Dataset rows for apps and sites

====================

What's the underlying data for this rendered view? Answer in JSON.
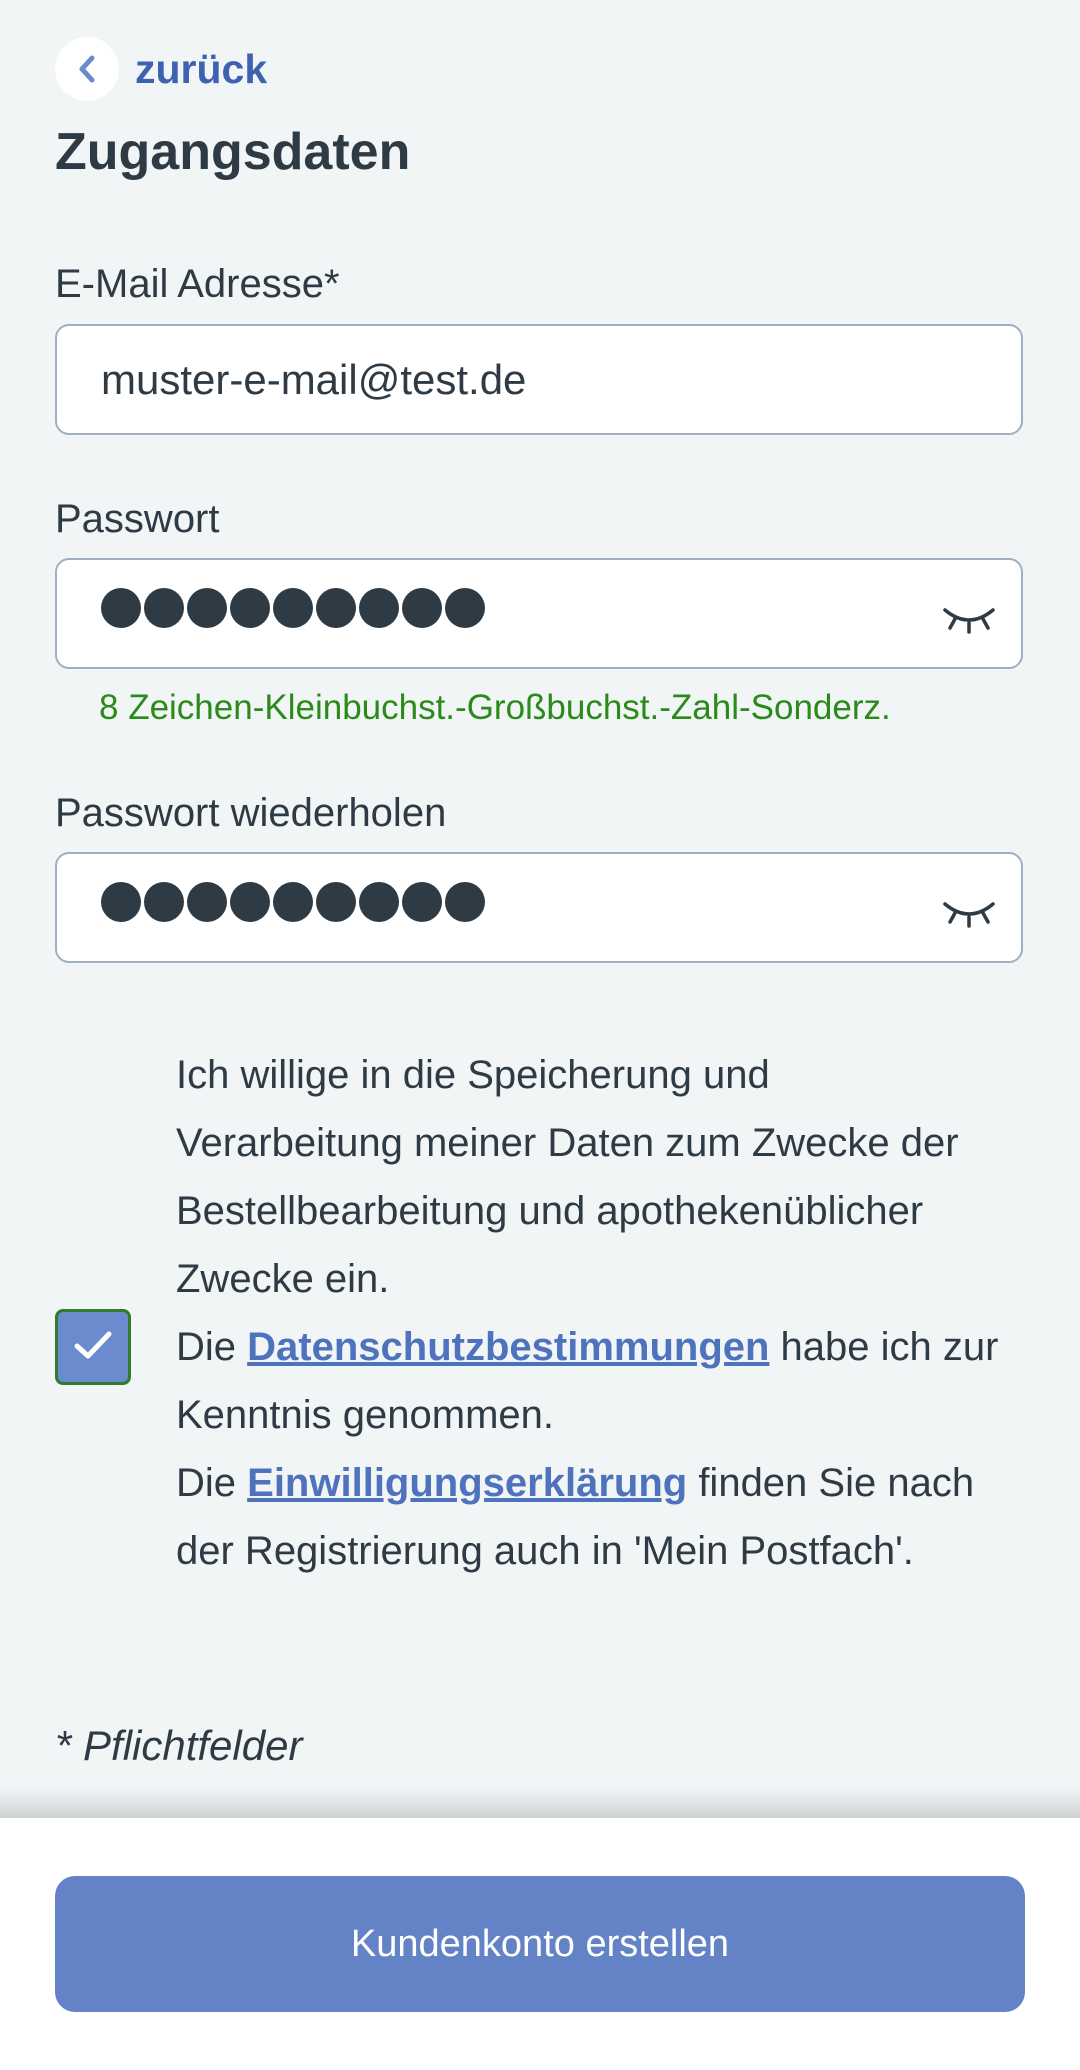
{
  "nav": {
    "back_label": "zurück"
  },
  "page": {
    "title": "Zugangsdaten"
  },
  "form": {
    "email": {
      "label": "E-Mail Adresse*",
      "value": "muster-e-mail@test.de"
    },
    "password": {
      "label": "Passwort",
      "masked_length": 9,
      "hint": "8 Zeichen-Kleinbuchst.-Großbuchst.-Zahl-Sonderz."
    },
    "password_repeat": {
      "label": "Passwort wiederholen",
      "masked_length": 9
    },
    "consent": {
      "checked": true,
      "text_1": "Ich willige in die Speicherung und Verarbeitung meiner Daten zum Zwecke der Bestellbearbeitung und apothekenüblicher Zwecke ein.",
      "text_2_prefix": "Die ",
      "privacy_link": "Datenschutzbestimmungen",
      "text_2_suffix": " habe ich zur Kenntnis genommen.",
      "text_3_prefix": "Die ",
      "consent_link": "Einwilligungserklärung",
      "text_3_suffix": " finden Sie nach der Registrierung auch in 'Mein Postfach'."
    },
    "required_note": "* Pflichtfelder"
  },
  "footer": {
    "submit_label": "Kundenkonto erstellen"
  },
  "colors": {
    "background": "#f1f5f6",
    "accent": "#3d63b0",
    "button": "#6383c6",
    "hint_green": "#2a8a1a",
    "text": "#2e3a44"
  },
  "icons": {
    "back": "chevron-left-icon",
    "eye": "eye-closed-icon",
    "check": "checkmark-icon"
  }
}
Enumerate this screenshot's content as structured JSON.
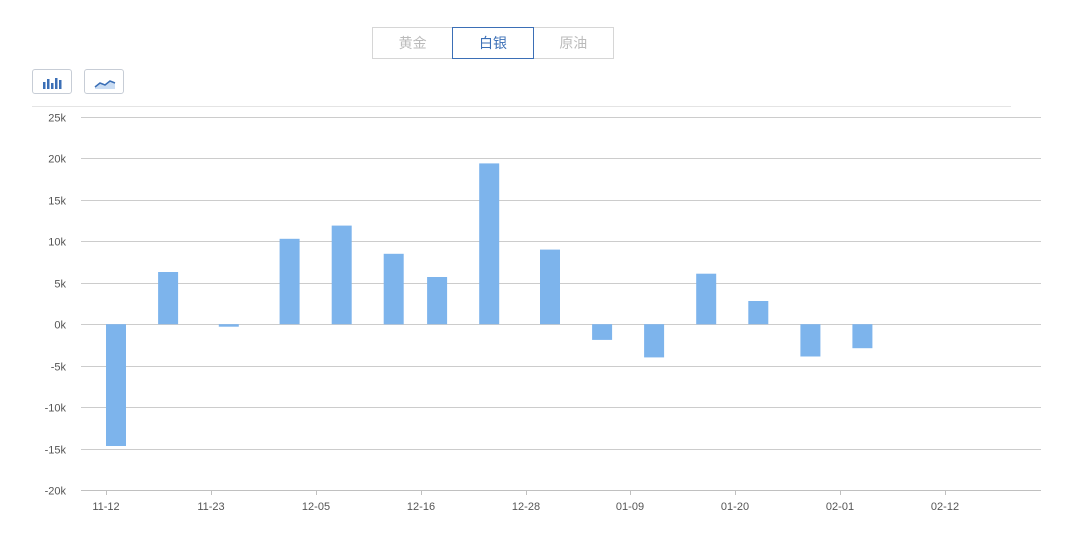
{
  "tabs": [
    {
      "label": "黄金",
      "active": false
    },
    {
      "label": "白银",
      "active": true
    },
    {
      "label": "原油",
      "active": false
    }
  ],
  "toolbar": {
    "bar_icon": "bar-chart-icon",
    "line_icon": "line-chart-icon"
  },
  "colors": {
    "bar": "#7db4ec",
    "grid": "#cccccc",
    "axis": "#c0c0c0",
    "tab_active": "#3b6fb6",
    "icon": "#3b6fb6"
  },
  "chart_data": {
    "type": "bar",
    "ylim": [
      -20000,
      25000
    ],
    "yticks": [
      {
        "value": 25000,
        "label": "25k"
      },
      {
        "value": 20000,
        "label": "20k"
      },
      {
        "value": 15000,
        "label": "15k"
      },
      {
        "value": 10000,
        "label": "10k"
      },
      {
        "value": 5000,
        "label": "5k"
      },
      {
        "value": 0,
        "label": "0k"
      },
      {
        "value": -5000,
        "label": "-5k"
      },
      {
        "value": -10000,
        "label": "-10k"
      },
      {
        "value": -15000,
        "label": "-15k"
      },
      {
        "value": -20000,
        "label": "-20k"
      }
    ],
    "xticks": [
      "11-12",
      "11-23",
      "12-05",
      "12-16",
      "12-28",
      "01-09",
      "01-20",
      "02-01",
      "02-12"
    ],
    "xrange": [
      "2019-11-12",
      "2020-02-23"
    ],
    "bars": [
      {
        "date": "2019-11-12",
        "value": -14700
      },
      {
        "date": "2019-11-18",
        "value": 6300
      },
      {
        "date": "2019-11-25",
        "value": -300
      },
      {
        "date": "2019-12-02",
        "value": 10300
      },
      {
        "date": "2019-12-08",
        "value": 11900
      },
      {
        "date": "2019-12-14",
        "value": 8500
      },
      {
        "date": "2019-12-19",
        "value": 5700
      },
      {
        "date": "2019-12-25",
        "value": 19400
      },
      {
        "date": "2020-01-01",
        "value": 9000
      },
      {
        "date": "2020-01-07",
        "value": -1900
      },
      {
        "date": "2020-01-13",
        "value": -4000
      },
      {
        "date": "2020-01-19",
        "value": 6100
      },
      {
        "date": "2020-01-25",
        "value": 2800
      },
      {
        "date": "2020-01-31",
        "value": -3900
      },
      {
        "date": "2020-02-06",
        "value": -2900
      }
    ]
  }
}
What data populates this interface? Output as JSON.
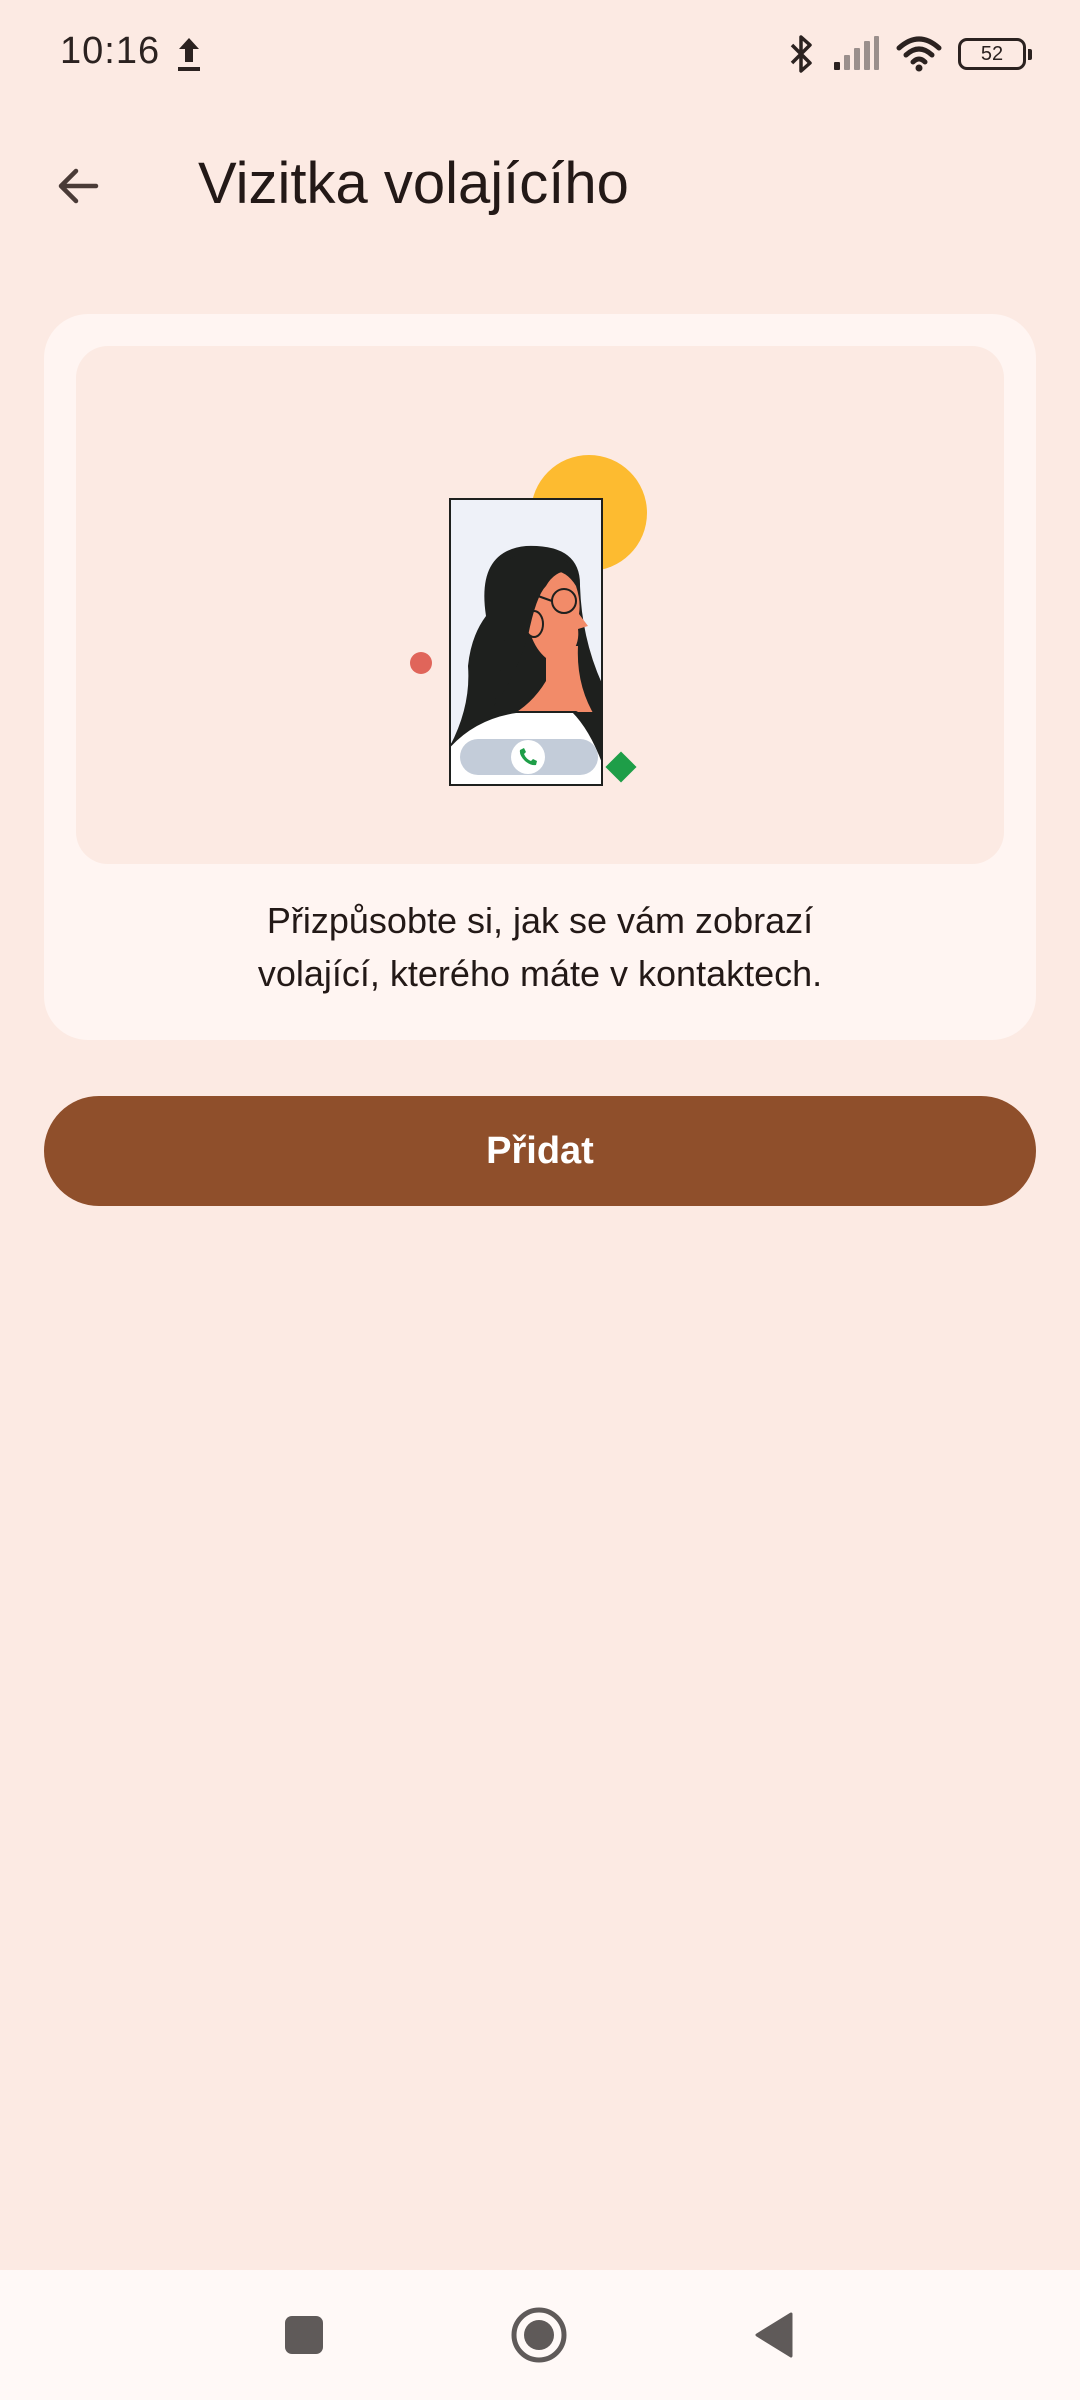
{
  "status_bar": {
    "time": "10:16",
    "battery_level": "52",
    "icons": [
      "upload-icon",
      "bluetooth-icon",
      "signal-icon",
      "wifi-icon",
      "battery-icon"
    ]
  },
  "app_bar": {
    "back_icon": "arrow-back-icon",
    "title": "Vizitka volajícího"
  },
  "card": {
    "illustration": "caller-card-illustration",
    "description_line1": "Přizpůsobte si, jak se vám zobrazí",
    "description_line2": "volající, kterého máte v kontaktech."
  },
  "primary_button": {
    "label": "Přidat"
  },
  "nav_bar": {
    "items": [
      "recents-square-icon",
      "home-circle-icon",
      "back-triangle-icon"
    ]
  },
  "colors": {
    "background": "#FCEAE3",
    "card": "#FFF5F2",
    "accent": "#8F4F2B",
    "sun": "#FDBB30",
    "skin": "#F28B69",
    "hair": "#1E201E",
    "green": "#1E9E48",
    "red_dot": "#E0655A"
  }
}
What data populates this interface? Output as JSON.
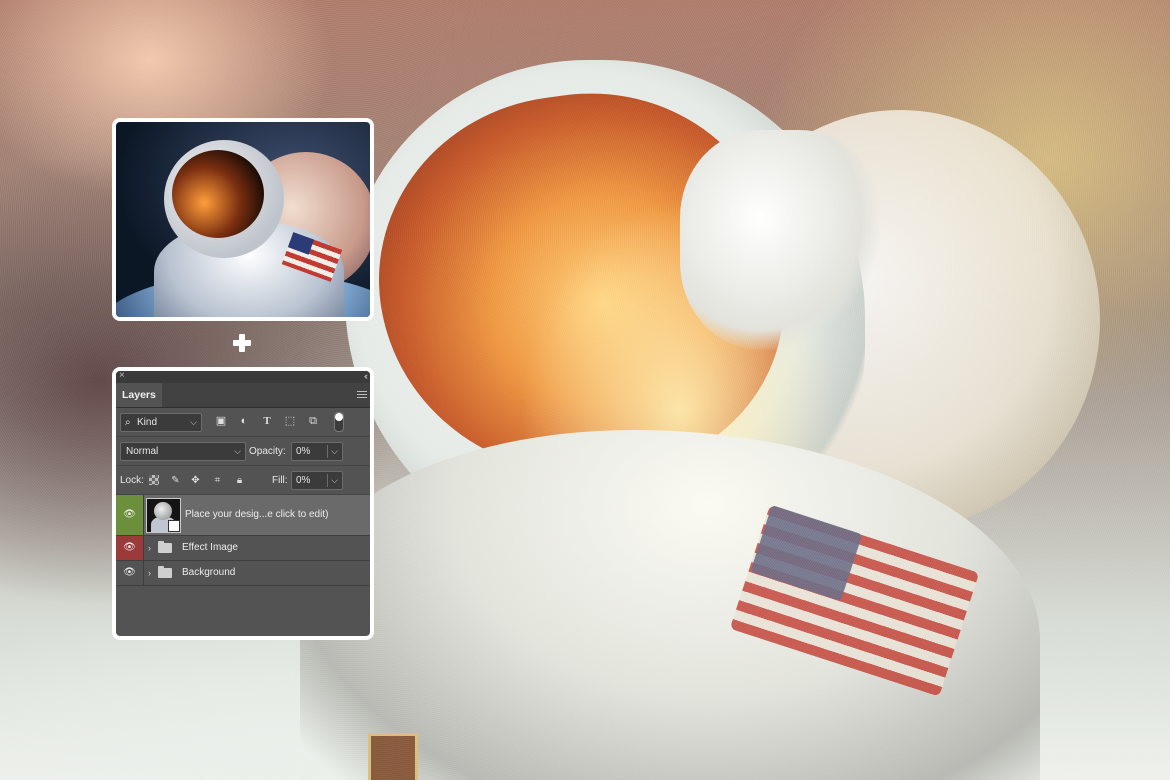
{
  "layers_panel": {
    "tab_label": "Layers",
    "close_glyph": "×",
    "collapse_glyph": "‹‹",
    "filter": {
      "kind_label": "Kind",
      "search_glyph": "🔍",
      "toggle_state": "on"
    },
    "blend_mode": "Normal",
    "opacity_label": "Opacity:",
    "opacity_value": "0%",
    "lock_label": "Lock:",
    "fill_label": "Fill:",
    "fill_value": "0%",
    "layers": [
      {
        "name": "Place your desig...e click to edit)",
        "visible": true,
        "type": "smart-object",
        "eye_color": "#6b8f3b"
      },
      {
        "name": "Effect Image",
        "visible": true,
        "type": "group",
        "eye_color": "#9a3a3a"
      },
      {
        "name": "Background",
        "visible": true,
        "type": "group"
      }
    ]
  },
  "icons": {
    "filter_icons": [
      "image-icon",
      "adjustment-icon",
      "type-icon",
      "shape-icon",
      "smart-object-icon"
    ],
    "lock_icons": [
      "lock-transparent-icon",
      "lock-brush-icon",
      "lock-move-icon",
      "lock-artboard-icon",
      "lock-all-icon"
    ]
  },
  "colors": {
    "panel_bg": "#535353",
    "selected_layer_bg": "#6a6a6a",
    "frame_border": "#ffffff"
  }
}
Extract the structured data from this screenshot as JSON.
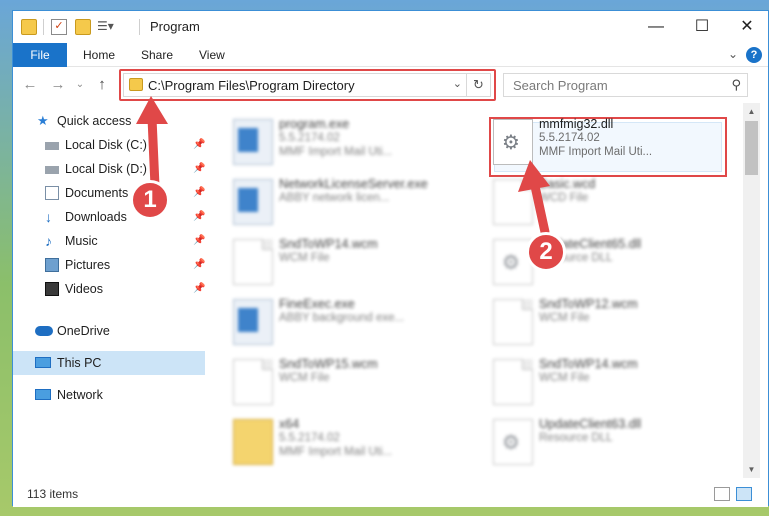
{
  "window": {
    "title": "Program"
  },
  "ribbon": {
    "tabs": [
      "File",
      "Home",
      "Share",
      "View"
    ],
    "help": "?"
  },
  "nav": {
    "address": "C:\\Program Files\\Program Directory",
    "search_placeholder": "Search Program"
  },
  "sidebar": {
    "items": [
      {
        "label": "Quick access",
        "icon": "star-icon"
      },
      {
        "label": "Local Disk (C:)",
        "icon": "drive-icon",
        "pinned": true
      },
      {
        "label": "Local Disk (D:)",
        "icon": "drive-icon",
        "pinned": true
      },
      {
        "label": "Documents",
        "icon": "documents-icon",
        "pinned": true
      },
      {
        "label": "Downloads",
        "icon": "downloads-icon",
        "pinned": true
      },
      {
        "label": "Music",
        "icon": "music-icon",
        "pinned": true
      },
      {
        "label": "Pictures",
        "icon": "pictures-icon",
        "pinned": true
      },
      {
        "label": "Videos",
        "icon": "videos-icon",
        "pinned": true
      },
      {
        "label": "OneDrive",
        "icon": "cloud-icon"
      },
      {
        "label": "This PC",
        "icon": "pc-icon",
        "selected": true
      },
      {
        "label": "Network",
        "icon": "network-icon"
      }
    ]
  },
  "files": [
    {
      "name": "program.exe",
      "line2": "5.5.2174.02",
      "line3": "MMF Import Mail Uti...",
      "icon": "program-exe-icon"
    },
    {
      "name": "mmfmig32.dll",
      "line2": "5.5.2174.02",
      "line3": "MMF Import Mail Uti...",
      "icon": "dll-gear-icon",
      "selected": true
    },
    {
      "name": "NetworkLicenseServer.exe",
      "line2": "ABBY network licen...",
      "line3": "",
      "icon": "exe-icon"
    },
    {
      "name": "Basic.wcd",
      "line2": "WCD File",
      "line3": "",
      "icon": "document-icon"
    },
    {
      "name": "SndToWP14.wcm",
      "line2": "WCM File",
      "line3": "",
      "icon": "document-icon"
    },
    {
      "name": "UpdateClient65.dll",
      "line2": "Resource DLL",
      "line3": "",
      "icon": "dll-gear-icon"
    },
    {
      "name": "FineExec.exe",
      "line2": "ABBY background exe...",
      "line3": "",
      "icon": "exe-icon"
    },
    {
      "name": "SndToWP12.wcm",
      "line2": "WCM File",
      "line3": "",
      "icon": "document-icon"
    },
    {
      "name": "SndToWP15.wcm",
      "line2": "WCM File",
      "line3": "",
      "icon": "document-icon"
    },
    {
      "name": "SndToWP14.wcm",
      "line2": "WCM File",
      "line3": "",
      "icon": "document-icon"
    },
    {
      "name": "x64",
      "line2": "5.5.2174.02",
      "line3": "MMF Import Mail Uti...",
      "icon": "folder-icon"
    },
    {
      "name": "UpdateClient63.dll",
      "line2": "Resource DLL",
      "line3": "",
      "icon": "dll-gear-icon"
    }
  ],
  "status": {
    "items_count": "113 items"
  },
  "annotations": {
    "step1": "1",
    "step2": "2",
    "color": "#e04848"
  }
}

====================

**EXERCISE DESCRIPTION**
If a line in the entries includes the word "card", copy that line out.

**SOLUTION FOR THIS TASK**
  "card": {
    "illustration": "caller-card-illustration",
    "card": "#FFF5F2",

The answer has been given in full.